[Records from a data source]

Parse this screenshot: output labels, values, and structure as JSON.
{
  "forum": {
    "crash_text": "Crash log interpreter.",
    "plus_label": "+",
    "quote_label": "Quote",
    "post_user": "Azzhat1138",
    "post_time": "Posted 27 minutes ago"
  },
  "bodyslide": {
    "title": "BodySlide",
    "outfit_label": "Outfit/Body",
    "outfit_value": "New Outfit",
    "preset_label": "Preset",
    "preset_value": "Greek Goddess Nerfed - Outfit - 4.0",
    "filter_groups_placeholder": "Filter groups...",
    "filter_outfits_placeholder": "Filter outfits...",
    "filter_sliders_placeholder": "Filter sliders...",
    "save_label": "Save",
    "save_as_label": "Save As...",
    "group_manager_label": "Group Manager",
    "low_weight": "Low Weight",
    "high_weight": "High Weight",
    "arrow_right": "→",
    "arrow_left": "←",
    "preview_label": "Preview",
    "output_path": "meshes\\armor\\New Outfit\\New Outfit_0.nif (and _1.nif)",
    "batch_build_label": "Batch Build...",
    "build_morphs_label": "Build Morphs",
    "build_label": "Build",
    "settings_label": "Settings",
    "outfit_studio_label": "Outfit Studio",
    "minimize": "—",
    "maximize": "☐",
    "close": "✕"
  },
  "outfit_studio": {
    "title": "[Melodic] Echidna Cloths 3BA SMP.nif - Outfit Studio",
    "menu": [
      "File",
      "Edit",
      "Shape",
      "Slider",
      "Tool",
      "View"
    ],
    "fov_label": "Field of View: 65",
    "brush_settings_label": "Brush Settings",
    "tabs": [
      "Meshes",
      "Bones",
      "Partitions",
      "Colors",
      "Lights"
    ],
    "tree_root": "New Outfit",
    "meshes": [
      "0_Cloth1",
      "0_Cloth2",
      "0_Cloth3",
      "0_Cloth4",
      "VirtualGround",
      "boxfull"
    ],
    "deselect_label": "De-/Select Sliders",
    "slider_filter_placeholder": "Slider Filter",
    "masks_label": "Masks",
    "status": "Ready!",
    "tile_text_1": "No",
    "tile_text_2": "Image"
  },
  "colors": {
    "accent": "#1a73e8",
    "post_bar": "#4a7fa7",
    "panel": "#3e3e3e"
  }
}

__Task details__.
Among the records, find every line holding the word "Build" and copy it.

__Written solution__.
    "batch_build_label": "Batch Build...",
    "build_morphs_label": "Build Morphs",
    "build_label": "Build",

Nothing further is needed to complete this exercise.